Exercise description
Every line from the one with "Extract the structured" through the final line of the entries below should be returned exactly; leave out all other lines.

Data for this exercise
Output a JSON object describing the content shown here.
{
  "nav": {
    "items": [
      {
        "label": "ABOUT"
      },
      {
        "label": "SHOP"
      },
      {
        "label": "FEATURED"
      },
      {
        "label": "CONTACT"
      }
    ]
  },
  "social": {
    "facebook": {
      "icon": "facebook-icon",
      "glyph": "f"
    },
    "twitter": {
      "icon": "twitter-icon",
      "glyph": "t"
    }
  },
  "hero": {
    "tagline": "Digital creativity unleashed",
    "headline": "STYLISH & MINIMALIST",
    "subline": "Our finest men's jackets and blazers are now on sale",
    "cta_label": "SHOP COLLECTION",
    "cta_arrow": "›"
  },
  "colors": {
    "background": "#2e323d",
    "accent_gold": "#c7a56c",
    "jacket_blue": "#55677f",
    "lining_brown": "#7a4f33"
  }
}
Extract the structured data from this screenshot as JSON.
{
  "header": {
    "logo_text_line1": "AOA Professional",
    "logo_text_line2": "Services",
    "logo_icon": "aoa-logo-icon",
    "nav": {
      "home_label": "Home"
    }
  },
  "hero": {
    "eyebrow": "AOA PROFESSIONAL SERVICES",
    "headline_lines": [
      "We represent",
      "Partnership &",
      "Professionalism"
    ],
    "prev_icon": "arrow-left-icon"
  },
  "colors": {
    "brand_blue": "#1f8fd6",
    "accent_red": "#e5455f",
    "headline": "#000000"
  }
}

Written reply
Extract the structured data from this screenshot as JSON.
{
  "header": {
    "logo_text_line1": "AOA Professional",
    "logo_text_line2": "Services",
    "logo_icon": "aoa-logo-icon",
    "nav": {
      "home_label": "Home"
    }
  },
  "hero": {
    "eyebrow": "AOA PROFESSIONAL SERVICES",
    "headline_lines": [
      "We represent",
      "Partnership &",
      "Professionalism"
    ],
    "prev_icon": "arrow-left-icon"
  },
  "colors": {
    "brand_blue": "#1f8fd6",
    "accent_red": "#e5455f",
    "headline": "#000000"
  }
}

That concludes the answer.